Austin-Healey 100S and 100M (1954 – 1956) Review
Austin-Healey 100S and 100M (1954 – 1956) At A Glance
Almost as soon as the Austin-Healey 100 had gone on sale, its maker was developing faster versions. The most impressive of all came first - the 100S was created to go racing. But it was a car that privateers could buy from the factory. Fifty examples of the 100S were built, although only six stayed in the UK.
The ‘S’ actually refers to the Sebring 12-hour race in Florida, where a prototype finished in third place 1954. Based on the 100, the 100S had a stiffer chassis and more aluminium body panels. Brakes were discs front and rear. The engines had the same capacity but a different block casting and aluminium Weslake head. Larger SU carburettors were fitted and the result was 132bhp. Rare and fantastically valuable today - and it's possible to buy authentic replicas today - just be careful that the one you're looking at is one of these.
The 100 was further developed for privateer racers, and its appeal extended accordingly. The factory has already offered as an upgrade kit that could either be retro-fitted or specified from new. If the latter option was chosen, the car became known as the 100M, the letter standing for ‘Modified.’

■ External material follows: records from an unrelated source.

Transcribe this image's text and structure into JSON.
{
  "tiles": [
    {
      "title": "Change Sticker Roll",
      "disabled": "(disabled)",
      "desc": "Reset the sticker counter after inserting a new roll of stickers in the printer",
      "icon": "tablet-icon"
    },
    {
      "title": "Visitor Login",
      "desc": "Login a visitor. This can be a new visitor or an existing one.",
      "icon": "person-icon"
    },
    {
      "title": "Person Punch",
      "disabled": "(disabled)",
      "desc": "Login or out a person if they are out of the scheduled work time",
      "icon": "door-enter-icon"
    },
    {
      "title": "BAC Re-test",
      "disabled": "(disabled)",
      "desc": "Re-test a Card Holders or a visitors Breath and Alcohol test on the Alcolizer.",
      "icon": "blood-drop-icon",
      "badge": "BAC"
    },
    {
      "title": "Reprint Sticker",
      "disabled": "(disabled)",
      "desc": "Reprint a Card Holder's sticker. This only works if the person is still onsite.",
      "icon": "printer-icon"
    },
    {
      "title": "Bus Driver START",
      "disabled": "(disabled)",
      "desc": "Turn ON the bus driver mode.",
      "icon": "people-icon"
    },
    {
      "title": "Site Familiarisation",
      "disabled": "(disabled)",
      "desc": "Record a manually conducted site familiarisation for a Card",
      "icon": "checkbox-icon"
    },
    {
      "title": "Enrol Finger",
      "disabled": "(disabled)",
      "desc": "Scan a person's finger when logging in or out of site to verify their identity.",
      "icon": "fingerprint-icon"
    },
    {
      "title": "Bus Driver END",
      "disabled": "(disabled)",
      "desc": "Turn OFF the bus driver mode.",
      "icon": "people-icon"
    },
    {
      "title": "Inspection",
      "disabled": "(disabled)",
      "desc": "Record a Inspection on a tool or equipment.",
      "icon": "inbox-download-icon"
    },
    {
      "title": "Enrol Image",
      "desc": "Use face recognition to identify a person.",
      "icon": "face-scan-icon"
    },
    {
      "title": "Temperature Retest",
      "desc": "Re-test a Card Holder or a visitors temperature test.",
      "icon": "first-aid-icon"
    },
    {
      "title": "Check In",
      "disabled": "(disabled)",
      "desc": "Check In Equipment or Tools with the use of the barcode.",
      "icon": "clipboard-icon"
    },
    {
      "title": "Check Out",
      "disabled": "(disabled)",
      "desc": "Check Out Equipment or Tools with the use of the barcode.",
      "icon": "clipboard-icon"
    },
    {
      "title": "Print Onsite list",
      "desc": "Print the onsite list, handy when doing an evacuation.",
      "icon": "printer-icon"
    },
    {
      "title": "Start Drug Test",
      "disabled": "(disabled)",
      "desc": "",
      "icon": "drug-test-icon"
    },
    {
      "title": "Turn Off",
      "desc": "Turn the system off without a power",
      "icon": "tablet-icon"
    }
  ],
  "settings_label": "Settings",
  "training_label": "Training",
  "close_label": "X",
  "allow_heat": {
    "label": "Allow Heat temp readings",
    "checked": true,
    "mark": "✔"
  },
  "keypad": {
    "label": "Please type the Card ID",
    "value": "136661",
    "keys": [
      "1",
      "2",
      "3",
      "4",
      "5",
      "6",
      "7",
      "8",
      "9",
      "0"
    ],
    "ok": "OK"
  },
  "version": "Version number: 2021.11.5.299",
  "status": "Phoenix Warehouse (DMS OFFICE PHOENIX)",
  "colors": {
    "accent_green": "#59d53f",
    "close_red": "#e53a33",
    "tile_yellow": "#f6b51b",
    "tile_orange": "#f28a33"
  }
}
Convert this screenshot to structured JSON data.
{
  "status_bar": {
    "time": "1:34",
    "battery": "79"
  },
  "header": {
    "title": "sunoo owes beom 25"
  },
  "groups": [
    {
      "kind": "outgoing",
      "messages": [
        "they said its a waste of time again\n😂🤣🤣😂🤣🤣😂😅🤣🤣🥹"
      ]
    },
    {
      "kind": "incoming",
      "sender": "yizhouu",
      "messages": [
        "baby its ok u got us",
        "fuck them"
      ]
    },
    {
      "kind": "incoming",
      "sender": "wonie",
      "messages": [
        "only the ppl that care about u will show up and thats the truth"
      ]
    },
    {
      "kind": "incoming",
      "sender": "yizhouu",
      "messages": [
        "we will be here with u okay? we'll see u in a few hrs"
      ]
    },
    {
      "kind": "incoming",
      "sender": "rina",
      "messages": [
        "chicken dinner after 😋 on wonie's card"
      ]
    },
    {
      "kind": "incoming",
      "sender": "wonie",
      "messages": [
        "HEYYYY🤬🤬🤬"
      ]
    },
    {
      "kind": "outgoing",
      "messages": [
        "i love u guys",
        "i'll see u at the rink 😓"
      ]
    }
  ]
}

In 1955, the 100M became a model in its own right. Its engine – tuned to Le Mans specification – boasted 110bhp, the strapped-down bonnet had louvres in it to help keep things cool, and there was stiffer suspension and an anti-roll bar.